Boeing CEO Dave Calhoun is looking forward to collecting a huge $7million bonus if he can finally get the 737 Max jetliner off the ground and back in the sky. However, the CEO must also resolve several other issues before the company is going to part with the cash.
Calhoun's current to-do list includes resolving the production woes around the KC-46 tanker which has caused problems between the plane-maker and the Pentagon, as well as making sure the Boeing Starliner spacecraft can take its first manned flight.
These are pretty challenging issues but sadly not the only things on the long list of the CEO's must-fixes. Boeing now has another new jetliner, the 777X, which needs to get through the regulators and out onto the market.
There is also a pressing need to reach safety targets by restructuring the engineering corps and looking at achieving some other long-range targets including a joint venture with Embraer SA, the Brazilian plane manufacturer.
Boeing revealed in a filing that as part of the terms of his contract, signed in January, Calhoun must meet all these targets by December 2023 if he wants to receive the payout. That said, even if he fails Calhoun will not be on the breadline anytime soon. The 62-year-old CEO will be compensated annually to the tune of $10.9million and receive an additional $10million in stock.

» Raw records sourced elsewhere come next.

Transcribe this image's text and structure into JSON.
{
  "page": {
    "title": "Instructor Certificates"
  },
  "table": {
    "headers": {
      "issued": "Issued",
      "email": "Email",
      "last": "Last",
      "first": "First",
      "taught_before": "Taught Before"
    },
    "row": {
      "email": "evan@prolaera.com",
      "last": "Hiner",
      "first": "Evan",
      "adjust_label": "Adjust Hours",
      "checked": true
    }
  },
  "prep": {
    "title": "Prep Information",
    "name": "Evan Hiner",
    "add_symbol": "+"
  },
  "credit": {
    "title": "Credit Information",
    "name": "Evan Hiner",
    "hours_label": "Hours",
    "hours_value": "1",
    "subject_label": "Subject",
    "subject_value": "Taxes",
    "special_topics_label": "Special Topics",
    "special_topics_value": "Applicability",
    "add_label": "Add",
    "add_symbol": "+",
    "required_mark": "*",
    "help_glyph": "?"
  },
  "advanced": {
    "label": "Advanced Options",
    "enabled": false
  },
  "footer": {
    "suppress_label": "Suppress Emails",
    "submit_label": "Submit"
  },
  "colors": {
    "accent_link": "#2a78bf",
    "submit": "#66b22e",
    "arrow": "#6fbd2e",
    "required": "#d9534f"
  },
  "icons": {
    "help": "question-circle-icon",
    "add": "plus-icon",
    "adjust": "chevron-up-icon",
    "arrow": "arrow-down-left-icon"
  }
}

Despite all the stipulations, the size of the bonus was still heavily criticized when Calhoun replaced Dennis Muilenburg as CEO after he failed to reach his target and get the Max back in the air. The aircraft was involved in 2 fatal accidents and remains grounded. On February 4th lawmakers asked Boeing to cancel the bonus completely to remove any incentive to rush the plane back into service. However, Boeing stipulates that the bonus will be recouped should any misconduct or safety breaches occur during the recommissioning of the craft.
In other areas of the business new directors have been selected for the Boeing board. These include Steve Mollenkopt, 51, who has been the head of Qualcomm since 2014 and enabled the organization to develop 5G technology. He is also the former CFO of United Technologies.
Also joining the team is Akhil Johri, 58. who spent four years as the CFO at United Technologies chief financial officer before stepping down in November.
The pair are bringing more technical know-how to the board; Mollenkopt with his electrical engineering background and Johri having worked for one of the company's main suppliers for the past 25 years.
The appointments come partly in response to criticisms that the company responded slowly to 2019's crisis because of an increasing focus on the financial sector.
The board has also overhauled the leadership as it looks towards improving its reputation in engineering.
At a time when Boeing is facing some challenges and vital decisions must be taken about the company's strategy and product quality, Muilenburg's resignation left the board with only 2 directors with any aviation experience – Calhoun, and Kellner.
Current chairman Kellner is the former Head of Continental Airlines. He has taken over from Calhoun who brings a wealth of experience from his time working in the aircraft engine division of the General Electric Company.